**What you have to do**
What is needed is an exact copy of the entries, with the pictures excluded.

----------------------------------------

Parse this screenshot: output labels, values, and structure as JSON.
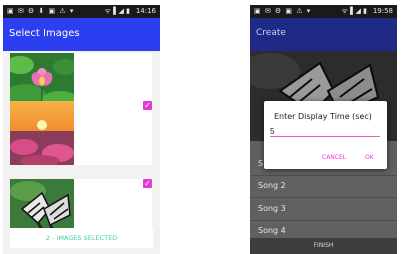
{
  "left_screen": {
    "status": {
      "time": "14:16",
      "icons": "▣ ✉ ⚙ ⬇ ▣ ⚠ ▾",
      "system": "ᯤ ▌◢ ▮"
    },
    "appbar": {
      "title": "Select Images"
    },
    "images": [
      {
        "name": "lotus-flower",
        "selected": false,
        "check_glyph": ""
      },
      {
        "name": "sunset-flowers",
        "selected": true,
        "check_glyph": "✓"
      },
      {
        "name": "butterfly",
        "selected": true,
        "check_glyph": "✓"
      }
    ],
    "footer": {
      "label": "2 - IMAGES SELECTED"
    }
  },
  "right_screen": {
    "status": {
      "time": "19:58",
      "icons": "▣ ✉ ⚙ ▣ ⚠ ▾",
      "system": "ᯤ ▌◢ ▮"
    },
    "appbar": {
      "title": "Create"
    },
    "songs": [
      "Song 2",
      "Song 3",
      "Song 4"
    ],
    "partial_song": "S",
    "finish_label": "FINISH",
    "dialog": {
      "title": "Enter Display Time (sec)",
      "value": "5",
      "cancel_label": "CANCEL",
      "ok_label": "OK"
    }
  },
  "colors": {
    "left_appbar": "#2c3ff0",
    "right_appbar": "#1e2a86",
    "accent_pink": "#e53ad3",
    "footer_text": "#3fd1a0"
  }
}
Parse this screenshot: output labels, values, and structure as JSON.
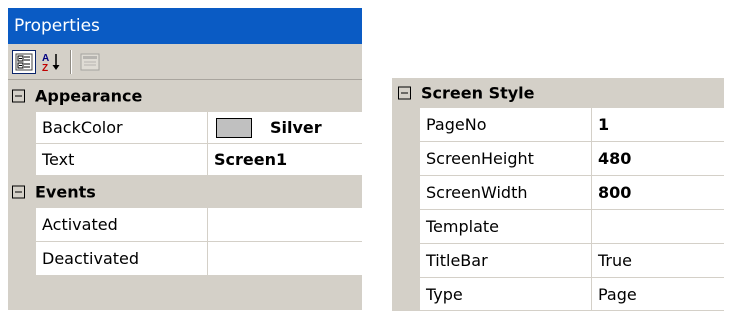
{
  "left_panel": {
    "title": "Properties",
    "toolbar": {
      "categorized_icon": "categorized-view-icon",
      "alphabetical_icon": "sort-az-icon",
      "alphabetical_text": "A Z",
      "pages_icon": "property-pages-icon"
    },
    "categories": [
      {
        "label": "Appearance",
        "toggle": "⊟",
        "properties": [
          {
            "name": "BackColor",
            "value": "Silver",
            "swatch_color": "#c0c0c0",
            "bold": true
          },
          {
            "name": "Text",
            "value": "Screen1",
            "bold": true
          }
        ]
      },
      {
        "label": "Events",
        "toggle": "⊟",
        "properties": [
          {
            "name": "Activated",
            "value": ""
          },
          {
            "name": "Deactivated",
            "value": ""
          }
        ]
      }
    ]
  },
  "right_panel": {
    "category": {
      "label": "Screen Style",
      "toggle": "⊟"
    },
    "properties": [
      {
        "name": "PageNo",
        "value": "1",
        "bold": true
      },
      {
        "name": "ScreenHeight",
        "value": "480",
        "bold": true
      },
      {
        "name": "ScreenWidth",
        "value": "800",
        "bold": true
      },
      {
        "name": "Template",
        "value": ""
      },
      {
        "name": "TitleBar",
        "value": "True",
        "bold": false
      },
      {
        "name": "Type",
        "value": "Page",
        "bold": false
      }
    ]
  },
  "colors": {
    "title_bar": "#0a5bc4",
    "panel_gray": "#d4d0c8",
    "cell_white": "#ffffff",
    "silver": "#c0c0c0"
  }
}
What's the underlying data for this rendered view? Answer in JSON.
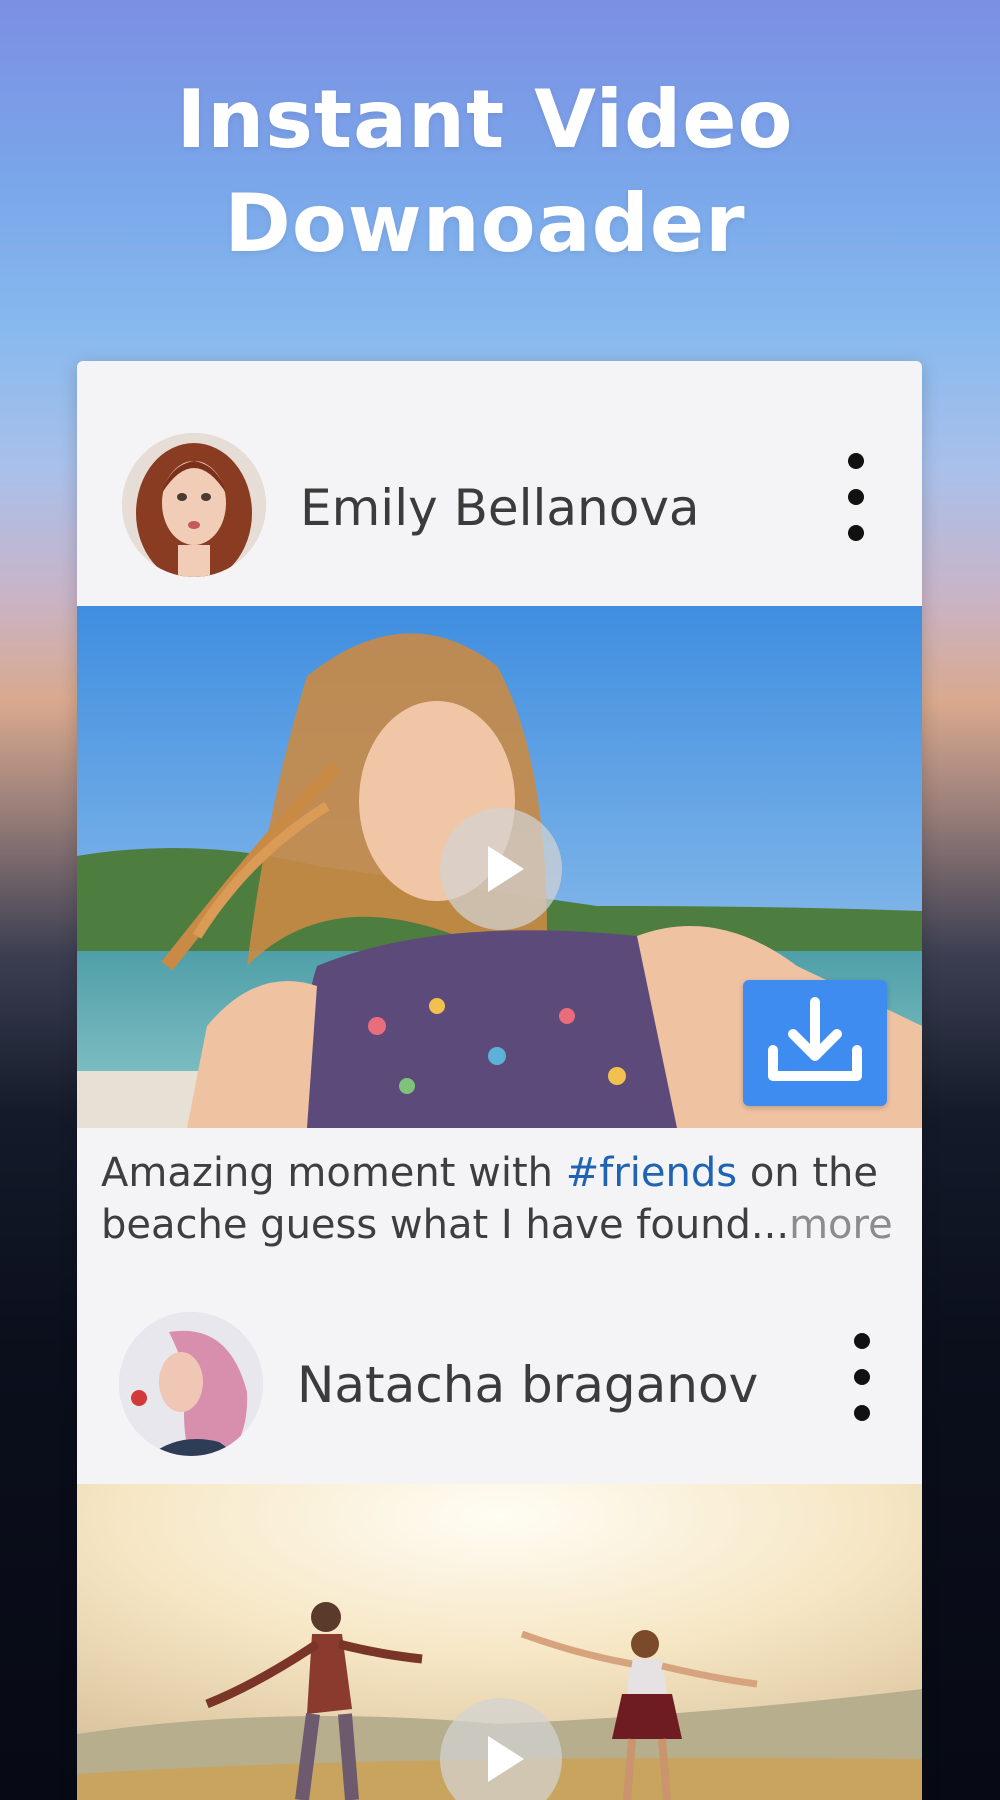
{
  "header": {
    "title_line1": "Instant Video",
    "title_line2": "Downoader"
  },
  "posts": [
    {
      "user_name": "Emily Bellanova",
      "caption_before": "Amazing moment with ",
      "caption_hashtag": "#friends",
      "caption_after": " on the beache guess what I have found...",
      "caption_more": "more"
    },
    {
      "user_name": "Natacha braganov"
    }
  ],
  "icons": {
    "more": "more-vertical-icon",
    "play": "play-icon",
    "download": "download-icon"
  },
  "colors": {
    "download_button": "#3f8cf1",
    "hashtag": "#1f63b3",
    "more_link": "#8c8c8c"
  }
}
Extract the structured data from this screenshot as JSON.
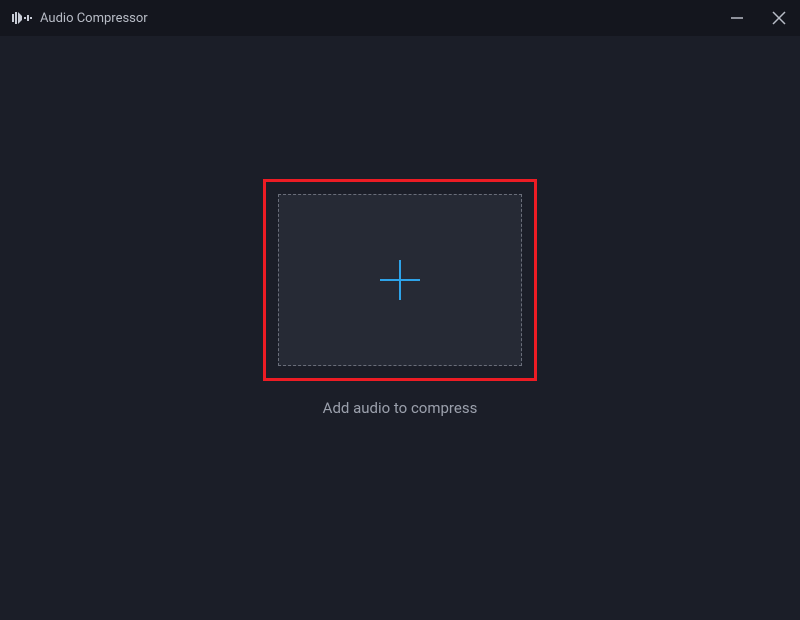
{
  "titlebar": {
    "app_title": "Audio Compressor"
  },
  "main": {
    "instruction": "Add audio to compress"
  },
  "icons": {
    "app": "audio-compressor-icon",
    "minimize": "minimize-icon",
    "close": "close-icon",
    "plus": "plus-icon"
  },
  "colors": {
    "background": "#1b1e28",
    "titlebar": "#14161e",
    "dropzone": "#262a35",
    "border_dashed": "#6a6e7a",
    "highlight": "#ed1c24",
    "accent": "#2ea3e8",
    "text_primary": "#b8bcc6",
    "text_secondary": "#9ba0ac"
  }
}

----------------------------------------

**Expected answer**
Parse this screenshot: output labels, values, and structure as JSON.
{
  "left_screen": {
    "status": {
      "time": "14:16",
      "icons": "▣ ✉ ⚙ ⬇ ▣ ⚠ ▾",
      "system": "ᯤ ▌◢ ▮"
    },
    "appbar": {
      "title": "Select Images"
    },
    "images": [
      {
        "name": "lotus-flower",
        "selected": false,
        "check_glyph": ""
      },
      {
        "name": "sunset-flowers",
        "selected": true,
        "check_glyph": "✓"
      },
      {
        "name": "butterfly",
        "selected": true,
        "check_glyph": "✓"
      }
    ],
    "footer": {
      "label": "2 - IMAGES SELECTED"
    }
  },
  "right_screen": {
    "status": {
      "time": "19:58",
      "icons": "▣ ✉ ⚙ ▣ ⚠ ▾",
      "system": "ᯤ ▌◢ ▮"
    },
    "appbar": {
      "title": "Create"
    },
    "songs": [
      "Song 2",
      "Song 3",
      "Song 4"
    ],
    "partial_song": "S",
    "finish_label": "FINISH",
    "dialog": {
      "title": "Enter Display Time (sec)",
      "value": "5",
      "cancel_label": "CANCEL",
      "ok_label": "OK"
    }
  },
  "colors": {
    "left_appbar": "#2c3ff0",
    "right_appbar": "#1e2a86",
    "accent_pink": "#e53ad3",
    "footer_text": "#3fd1a0"
  }
}
Parse this screenshot: output labels, values, and structure as JSON.
{
  "left_panel": {
    "title": "Properties",
    "toolbar": {
      "categorized_icon": "categorized-view-icon",
      "alphabetical_icon": "sort-az-icon",
      "alphabetical_text": "A Z",
      "pages_icon": "property-pages-icon"
    },
    "categories": [
      {
        "label": "Appearance",
        "toggle": "⊟",
        "properties": [
          {
            "name": "BackColor",
            "value": "Silver",
            "swatch_color": "#c0c0c0",
            "bold": true
          },
          {
            "name": "Text",
            "value": "Screen1",
            "bold": true
          }
        ]
      },
      {
        "label": "Events",
        "toggle": "⊟",
        "properties": [
          {
            "name": "Activated",
            "value": ""
          },
          {
            "name": "Deactivated",
            "value": ""
          }
        ]
      }
    ]
  },
  "right_panel": {
    "category": {
      "label": "Screen Style",
      "toggle": "⊟"
    },
    "properties": [
      {
        "name": "PageNo",
        "value": "1",
        "bold": true
      },
      {
        "name": "ScreenHeight",
        "value": "480",
        "bold": true
      },
      {
        "name": "ScreenWidth",
        "value": "800",
        "bold": true
      },
      {
        "name": "Template",
        "value": ""
      },
      {
        "name": "TitleBar",
        "value": "True",
        "bold": false
      },
      {
        "name": "Type",
        "value": "Page",
        "bold": false
      }
    ]
  },
  "colors": {
    "title_bar": "#0a5bc4",
    "panel_gray": "#d4d0c8",
    "cell_white": "#ffffff",
    "silver": "#c0c0c0"
  }
}
What's the underlying data for this rendered view? Answer in JSON.
{
  "header": {
    "title_line1": "Instant Video",
    "title_line2": "Downoader"
  },
  "posts": [
    {
      "user_name": "Emily Bellanova",
      "caption_before": "Amazing moment with ",
      "caption_hashtag": "#friends",
      "caption_after": " on the beache guess what I have found...",
      "caption_more": "more"
    },
    {
      "user_name": "Natacha braganov"
    }
  ],
  "icons": {
    "more": "more-vertical-icon",
    "play": "play-icon",
    "download": "download-icon"
  },
  "colors": {
    "download_button": "#3f8cf1",
    "hashtag": "#1f63b3",
    "more_link": "#8c8c8c"
  }
}
Extract the structured data from this screenshot as JSON.
{
  "titlebar": {
    "app_title": "Audio Compressor"
  },
  "main": {
    "instruction": "Add audio to compress"
  },
  "icons": {
    "app": "audio-compressor-icon",
    "minimize": "minimize-icon",
    "close": "close-icon",
    "plus": "plus-icon"
  },
  "colors": {
    "background": "#1b1e28",
    "titlebar": "#14161e",
    "dropzone": "#262a35",
    "border_dashed": "#6a6e7a",
    "highlight": "#ed1c24",
    "accent": "#2ea3e8",
    "text_primary": "#b8bcc6",
    "text_secondary": "#9ba0ac"
  }
}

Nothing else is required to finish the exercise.